#### Data to use

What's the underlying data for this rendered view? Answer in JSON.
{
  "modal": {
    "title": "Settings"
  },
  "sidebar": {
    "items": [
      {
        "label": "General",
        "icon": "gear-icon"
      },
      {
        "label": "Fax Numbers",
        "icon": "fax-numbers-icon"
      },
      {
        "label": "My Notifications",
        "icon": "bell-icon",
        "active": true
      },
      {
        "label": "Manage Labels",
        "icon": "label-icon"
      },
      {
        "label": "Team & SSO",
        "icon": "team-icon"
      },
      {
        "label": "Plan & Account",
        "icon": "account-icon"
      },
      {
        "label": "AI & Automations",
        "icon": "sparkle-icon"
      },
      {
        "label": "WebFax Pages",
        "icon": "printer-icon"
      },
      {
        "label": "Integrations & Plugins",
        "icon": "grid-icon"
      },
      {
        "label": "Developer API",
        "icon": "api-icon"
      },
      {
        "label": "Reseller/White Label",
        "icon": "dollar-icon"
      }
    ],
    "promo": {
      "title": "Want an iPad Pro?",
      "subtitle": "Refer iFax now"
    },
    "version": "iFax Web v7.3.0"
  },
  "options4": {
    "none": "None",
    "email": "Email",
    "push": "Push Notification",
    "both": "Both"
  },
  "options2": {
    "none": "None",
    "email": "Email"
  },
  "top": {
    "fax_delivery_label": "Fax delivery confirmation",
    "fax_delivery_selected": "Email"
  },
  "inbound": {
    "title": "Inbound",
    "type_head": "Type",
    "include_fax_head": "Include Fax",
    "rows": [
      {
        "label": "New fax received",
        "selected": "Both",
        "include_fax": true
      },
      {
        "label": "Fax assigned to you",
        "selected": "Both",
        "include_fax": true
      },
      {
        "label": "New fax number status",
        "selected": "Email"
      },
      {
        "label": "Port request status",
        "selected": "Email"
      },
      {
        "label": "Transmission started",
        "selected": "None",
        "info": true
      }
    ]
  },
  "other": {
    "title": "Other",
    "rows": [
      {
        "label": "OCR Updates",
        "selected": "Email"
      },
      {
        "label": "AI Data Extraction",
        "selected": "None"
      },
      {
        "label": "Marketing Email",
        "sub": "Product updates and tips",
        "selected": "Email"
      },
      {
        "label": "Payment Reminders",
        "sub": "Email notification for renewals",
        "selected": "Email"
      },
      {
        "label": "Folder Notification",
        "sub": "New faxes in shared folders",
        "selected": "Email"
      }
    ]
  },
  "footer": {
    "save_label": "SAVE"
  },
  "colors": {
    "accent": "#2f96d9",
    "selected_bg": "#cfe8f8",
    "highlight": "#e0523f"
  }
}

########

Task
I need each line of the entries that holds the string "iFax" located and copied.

Response to this exercise
      "subtitle": "Refer iFax now"
    "version": "iFax Web v7.3.0"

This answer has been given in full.